Go line by line through the records below. Copy whichever lines contain the string "linkedin".
-.-.-
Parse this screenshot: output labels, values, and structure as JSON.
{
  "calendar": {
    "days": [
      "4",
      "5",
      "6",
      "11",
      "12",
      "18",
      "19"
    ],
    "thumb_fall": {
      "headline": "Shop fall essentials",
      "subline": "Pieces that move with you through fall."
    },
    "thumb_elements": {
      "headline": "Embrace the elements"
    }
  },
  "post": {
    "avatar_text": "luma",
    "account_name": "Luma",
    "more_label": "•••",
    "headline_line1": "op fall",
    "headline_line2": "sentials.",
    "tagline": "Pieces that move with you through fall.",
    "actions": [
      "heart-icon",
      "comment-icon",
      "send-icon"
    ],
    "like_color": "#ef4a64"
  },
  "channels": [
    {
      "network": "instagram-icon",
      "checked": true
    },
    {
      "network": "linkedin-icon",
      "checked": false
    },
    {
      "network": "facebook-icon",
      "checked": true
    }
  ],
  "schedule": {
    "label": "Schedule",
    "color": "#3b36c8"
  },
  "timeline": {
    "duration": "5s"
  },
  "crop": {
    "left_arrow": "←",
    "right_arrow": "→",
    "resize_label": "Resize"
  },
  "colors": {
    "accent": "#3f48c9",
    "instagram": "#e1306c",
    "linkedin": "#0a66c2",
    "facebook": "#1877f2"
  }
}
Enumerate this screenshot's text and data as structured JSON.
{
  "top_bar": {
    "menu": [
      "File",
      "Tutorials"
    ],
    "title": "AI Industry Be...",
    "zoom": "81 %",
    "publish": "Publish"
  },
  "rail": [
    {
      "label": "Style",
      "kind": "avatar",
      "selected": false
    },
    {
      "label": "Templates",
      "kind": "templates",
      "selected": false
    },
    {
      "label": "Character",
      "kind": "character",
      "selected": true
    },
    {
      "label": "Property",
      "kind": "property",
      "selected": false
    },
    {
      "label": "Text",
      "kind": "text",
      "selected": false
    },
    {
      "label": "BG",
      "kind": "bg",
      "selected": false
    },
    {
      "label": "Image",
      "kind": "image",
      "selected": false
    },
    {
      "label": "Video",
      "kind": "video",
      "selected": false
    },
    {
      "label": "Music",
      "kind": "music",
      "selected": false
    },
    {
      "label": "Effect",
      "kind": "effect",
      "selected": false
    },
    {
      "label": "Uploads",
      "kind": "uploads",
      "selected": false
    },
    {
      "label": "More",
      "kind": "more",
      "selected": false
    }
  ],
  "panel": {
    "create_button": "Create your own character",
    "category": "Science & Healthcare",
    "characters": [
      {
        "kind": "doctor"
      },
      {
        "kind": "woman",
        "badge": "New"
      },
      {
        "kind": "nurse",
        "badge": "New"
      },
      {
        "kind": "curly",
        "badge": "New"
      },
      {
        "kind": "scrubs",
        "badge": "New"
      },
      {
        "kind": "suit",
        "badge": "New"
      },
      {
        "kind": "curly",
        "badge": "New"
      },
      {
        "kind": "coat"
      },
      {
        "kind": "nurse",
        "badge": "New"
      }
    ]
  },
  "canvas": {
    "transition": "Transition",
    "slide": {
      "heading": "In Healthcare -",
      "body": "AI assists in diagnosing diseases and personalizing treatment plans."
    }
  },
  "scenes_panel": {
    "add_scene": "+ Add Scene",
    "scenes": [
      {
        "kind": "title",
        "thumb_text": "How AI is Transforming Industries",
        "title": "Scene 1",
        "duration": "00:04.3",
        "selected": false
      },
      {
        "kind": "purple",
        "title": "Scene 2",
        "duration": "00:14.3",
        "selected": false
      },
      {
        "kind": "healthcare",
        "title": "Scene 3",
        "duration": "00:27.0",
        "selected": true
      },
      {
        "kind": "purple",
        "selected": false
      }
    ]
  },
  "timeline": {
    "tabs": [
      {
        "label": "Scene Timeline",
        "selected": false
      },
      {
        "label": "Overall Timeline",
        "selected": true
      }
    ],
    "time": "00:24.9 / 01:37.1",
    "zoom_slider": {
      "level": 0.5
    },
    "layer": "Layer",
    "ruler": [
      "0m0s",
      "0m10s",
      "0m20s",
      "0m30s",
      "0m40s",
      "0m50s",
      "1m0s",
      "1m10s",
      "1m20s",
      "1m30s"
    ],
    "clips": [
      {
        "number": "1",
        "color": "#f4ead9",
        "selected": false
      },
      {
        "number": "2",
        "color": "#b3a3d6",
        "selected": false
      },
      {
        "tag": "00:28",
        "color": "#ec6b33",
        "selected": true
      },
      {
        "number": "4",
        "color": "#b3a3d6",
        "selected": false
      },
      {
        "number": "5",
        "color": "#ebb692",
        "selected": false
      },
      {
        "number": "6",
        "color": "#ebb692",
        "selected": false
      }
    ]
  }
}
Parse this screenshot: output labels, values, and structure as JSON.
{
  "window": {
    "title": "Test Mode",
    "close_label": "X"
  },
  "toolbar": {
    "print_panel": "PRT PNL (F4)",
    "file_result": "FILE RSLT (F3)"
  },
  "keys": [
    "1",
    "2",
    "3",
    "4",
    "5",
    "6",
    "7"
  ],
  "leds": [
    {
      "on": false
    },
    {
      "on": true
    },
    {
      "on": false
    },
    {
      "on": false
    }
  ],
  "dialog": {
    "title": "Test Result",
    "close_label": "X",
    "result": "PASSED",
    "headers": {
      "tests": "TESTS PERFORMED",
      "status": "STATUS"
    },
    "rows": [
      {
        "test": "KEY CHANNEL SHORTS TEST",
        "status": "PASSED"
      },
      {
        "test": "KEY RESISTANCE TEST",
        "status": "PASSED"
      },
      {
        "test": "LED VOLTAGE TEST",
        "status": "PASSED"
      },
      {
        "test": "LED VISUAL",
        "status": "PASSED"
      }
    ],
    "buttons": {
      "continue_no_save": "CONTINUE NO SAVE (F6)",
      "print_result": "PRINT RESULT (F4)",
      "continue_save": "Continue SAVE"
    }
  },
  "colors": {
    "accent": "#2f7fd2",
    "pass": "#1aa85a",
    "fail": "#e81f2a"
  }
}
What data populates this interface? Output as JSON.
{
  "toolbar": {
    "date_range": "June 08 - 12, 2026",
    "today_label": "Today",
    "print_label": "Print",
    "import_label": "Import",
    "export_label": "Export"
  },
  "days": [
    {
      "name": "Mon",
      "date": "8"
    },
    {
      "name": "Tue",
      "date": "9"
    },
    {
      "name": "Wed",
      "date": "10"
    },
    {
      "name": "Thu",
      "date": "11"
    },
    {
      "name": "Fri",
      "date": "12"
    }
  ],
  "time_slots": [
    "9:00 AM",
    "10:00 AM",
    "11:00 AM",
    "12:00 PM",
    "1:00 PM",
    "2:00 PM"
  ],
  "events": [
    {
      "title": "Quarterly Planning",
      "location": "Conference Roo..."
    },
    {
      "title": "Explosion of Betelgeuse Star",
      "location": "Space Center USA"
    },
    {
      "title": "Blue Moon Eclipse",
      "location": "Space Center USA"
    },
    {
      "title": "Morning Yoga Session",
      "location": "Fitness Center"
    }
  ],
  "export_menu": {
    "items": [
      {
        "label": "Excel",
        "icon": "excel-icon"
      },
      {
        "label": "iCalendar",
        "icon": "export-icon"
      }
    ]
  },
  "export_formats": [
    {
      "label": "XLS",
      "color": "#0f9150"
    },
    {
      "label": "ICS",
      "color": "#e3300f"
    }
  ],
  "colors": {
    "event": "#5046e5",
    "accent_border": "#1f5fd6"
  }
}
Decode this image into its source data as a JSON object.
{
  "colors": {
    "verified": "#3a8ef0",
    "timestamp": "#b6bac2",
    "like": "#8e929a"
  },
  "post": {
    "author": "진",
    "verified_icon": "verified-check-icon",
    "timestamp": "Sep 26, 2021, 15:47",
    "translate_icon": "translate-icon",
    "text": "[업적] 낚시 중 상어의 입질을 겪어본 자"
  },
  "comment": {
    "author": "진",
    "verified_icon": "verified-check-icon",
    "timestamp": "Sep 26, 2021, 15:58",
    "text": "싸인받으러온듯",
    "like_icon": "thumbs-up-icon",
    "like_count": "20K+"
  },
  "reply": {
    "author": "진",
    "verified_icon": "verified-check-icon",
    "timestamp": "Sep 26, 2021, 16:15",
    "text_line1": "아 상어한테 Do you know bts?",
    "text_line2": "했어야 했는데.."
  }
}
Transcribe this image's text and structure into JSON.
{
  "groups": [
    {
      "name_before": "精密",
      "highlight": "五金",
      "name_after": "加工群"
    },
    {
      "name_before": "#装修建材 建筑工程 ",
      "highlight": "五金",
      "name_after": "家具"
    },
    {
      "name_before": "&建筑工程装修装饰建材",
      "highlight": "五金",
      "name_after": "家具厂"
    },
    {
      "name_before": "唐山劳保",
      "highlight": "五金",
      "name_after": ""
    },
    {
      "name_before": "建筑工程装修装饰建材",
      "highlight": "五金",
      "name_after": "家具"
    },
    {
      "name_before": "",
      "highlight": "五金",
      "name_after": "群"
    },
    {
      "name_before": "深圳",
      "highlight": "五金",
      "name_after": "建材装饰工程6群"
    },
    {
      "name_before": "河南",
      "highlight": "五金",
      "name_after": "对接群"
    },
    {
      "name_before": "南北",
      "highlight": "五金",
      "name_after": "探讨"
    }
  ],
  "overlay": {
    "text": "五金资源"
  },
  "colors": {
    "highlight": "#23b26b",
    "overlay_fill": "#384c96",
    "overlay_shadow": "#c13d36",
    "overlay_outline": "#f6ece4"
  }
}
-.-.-
* _EXERCISE SOLUTION_
      "network": "linkedin-icon",
    "linkedin": "#0a66c2",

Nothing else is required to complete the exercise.